Your instructions: Each line that contains the word "senin" is to be copied from the records below.

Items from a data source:
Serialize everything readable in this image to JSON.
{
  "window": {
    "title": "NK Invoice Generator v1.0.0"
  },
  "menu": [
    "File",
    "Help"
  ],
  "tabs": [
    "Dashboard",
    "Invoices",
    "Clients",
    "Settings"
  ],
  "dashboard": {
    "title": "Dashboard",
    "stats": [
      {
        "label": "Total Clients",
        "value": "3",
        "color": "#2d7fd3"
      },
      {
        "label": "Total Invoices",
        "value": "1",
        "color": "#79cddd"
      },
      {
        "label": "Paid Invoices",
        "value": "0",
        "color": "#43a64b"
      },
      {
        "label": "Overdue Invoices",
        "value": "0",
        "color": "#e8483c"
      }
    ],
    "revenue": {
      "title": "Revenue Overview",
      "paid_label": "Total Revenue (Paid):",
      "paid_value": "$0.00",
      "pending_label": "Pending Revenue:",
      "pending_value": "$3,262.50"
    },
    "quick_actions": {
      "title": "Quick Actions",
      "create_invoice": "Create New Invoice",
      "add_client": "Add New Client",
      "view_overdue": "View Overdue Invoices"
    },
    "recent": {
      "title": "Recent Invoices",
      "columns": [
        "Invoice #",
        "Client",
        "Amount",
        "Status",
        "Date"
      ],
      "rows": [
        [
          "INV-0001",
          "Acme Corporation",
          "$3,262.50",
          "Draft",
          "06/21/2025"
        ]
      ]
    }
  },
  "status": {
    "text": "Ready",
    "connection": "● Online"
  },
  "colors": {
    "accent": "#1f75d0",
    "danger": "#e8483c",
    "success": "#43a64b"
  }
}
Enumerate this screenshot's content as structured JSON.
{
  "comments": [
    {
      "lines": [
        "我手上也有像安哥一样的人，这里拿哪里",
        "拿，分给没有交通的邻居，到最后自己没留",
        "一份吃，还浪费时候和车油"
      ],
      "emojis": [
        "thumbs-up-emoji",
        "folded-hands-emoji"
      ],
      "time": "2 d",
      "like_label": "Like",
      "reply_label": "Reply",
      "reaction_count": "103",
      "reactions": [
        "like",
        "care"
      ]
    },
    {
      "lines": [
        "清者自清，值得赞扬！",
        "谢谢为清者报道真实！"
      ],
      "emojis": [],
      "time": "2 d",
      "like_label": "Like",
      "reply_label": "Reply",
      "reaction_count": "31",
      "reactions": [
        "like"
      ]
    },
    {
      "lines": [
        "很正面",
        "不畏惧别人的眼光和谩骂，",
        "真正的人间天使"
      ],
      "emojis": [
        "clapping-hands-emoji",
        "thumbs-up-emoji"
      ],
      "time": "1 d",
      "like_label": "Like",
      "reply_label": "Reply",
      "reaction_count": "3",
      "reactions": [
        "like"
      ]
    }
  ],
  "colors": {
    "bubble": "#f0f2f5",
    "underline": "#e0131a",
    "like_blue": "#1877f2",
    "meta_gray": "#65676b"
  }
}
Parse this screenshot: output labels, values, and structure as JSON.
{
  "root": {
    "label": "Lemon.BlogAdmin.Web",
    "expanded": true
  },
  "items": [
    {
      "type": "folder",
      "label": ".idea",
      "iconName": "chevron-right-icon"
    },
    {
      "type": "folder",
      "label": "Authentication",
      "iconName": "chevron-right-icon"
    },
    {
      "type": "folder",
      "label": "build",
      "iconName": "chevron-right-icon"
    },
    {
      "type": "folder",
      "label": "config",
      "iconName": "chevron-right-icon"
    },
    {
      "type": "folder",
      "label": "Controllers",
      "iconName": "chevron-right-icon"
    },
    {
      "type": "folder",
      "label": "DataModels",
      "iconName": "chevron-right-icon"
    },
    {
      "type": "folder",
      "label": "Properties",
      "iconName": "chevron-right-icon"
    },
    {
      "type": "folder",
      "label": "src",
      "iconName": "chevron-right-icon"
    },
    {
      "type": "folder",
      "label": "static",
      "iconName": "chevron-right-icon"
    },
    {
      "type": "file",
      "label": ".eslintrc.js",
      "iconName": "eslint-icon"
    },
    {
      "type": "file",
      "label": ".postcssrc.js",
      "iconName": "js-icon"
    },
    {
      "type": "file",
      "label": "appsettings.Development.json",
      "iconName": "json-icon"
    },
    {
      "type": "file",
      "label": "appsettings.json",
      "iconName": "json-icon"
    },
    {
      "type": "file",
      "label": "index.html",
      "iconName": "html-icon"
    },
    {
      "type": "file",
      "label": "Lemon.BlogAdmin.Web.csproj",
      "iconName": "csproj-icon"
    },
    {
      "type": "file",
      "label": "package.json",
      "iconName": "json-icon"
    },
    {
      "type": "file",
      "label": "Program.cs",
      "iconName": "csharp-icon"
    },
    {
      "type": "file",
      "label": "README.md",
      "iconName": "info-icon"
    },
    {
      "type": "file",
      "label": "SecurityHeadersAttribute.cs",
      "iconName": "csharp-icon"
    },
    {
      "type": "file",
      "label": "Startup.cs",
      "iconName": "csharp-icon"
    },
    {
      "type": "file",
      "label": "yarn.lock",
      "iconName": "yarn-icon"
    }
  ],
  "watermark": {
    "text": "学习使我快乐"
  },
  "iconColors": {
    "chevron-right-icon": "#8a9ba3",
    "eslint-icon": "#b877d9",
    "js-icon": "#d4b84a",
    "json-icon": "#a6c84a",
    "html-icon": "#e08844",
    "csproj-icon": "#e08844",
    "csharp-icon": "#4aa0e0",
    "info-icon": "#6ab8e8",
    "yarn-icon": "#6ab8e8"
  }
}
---
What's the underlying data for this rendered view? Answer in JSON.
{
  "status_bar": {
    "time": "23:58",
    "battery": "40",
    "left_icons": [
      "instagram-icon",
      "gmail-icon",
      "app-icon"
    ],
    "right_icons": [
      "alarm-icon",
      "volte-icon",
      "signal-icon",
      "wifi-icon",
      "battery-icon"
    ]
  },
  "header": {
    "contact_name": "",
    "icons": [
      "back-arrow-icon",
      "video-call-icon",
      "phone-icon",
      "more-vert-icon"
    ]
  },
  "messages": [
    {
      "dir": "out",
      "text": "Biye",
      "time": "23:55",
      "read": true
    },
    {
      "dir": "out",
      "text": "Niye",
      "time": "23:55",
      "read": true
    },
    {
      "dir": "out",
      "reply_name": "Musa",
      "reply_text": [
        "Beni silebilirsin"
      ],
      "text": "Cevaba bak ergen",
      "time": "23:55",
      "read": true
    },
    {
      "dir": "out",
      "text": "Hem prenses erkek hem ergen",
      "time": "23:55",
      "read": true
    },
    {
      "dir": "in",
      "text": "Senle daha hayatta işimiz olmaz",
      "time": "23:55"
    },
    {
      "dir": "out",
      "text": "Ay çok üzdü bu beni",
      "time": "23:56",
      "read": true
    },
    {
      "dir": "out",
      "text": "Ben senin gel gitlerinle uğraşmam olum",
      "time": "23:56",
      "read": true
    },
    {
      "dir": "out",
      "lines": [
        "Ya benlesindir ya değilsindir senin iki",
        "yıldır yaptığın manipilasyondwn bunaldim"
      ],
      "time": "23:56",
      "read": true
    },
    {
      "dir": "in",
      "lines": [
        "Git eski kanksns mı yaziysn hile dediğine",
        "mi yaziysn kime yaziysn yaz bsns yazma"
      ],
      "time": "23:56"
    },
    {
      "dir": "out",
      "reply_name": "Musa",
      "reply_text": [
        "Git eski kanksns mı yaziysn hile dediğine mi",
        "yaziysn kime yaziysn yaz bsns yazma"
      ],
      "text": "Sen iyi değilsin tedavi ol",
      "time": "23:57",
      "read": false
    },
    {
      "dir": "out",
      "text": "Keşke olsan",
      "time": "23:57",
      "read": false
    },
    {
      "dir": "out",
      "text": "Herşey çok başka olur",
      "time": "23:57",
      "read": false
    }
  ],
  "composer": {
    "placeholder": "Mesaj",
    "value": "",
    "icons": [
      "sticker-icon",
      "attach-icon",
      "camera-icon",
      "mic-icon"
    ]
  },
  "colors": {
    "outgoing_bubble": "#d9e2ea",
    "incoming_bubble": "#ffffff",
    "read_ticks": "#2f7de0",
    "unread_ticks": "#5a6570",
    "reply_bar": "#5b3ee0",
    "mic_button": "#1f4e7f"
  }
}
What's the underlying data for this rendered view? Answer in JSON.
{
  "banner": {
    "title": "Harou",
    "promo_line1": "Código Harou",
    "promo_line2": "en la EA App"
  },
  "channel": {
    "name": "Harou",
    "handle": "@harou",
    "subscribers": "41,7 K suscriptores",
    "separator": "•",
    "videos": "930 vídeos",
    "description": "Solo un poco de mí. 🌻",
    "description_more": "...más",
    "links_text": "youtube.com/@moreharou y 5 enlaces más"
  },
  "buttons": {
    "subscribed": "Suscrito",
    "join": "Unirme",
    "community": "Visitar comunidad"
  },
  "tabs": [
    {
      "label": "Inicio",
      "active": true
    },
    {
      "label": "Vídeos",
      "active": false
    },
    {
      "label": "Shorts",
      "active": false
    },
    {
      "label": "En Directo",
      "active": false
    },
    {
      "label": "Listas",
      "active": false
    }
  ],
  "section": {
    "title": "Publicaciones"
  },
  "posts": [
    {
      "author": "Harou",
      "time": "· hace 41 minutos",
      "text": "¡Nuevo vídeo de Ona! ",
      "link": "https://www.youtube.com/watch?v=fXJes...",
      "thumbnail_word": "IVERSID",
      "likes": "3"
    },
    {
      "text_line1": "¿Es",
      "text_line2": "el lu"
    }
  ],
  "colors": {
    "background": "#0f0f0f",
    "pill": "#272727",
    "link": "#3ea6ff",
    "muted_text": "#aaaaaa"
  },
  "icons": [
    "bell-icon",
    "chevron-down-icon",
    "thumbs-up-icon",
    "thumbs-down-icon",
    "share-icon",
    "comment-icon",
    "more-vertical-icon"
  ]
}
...
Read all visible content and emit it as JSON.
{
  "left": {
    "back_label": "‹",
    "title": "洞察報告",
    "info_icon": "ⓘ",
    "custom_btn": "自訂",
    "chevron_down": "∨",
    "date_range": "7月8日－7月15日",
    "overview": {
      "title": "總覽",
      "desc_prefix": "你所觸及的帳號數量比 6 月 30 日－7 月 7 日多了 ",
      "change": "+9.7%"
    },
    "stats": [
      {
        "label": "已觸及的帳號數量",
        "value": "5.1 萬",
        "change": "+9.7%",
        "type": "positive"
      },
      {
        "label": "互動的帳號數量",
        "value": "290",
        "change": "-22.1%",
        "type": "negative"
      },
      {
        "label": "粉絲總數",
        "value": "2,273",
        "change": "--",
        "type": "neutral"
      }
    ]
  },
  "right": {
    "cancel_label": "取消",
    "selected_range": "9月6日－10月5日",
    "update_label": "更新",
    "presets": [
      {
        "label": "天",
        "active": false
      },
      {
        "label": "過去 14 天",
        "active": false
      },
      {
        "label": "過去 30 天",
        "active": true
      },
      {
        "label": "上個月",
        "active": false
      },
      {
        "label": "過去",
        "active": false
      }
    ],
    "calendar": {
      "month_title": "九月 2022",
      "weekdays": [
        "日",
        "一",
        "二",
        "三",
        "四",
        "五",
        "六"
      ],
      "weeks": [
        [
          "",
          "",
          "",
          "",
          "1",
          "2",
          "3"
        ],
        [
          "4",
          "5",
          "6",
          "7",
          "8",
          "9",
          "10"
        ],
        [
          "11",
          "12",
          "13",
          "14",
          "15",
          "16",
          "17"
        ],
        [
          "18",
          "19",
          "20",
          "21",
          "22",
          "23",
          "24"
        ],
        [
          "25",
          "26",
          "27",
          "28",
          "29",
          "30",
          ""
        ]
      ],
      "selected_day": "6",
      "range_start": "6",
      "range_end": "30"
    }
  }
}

Written answer:
      "text": "Ben senin gel gitlerinle uğraşmam olum",
        "Ya benlesindir ya değilsindir senin iki",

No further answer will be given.